And this child won’t have more rights in adolescence.   Adoptees do not have the same rights that non-adopted people have. For some reason, the courts care more about making the adoptive parents happy with their purchase than they do about the best interests of the child.

Someone asks this woman – They sent her to you for two weeks and now won’t let her come back ? Why is she involving an attorney ?

So, some more of this sad story – my daughter threatened to hurt herself, if she can’t be with us – so they sent her to spend two weeks with us. Picked her up today.  Now because she wants to stay longer with us, they want to get restraining order. I have evidence of some physical abuse that she has suffered being with them.

Expectant moms – you do NOT want this to happen to your precious child !!

Some good legal perspective with which I agree – They may find that they can’t get a restraining or protection order over this, depending on the jurisdiction. Simply because your child wants to spend time with you doesn’t rise to the level of an order against you in many places.  Also, if they try to get a protection or restraining order against you, you have the right to defend yourself and be involved in the court case.

On the other hand – People get restraining orders all the time for frivolous reasons. Courts pass them out like candy on Halloween. You don’t even need to have any evidence. Orders of protection are used more often to harass and control people than they are for actually protecting people.

Another woman added more cautions for expectant moms – Anyone who wants to terminate your legal rights to your own child does NOT have your child’s best interests in mind. Nor is that ever in your best interests.  Someone who truly wanted to help a child, would’ve stepped in as a mentor, God parent, adoptive aunt/uncle figure. Don’t trust anyone with your children.

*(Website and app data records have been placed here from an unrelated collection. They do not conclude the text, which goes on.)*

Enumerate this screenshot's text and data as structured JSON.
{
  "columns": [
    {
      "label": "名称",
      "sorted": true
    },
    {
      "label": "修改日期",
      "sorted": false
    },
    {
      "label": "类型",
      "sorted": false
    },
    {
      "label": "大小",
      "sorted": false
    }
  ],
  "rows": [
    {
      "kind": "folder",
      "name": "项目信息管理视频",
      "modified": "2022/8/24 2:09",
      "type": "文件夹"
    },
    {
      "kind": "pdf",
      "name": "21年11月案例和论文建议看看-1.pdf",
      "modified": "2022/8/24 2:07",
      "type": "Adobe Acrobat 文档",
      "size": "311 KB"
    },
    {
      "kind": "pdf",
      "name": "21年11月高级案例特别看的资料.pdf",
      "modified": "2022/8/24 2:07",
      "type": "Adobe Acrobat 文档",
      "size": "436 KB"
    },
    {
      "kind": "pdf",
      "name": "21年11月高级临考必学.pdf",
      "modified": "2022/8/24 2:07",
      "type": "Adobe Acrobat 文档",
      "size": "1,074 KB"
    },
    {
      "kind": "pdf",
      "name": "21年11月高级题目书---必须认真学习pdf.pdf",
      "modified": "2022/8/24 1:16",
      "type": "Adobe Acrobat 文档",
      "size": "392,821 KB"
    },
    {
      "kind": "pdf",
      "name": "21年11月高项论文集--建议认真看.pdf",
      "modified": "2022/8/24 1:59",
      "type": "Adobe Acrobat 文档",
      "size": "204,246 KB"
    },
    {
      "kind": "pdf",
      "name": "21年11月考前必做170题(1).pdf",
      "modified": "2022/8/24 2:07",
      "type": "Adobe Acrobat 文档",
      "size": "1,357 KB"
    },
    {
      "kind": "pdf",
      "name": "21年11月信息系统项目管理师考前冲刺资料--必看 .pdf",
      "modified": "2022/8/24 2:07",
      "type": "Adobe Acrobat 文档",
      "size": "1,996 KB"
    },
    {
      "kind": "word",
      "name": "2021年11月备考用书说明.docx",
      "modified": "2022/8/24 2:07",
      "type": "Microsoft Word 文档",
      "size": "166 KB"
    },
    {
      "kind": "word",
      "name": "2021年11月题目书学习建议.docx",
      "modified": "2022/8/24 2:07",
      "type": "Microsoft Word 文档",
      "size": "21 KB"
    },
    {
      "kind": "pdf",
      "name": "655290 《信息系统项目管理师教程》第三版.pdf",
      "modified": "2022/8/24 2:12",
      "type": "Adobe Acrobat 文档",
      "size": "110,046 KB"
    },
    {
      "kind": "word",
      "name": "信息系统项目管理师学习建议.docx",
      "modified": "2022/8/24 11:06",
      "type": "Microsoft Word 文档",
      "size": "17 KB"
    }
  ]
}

Once you do, there is NOTHING you can do to protect your child from that person.

And for adoptive parents who may be dealing with a situation like this – consider what stopping visitation does to your adopted child.  That is guaranteed to cause resentment against you and heap more trauma on them.  Consider your next steps very thoughtfully.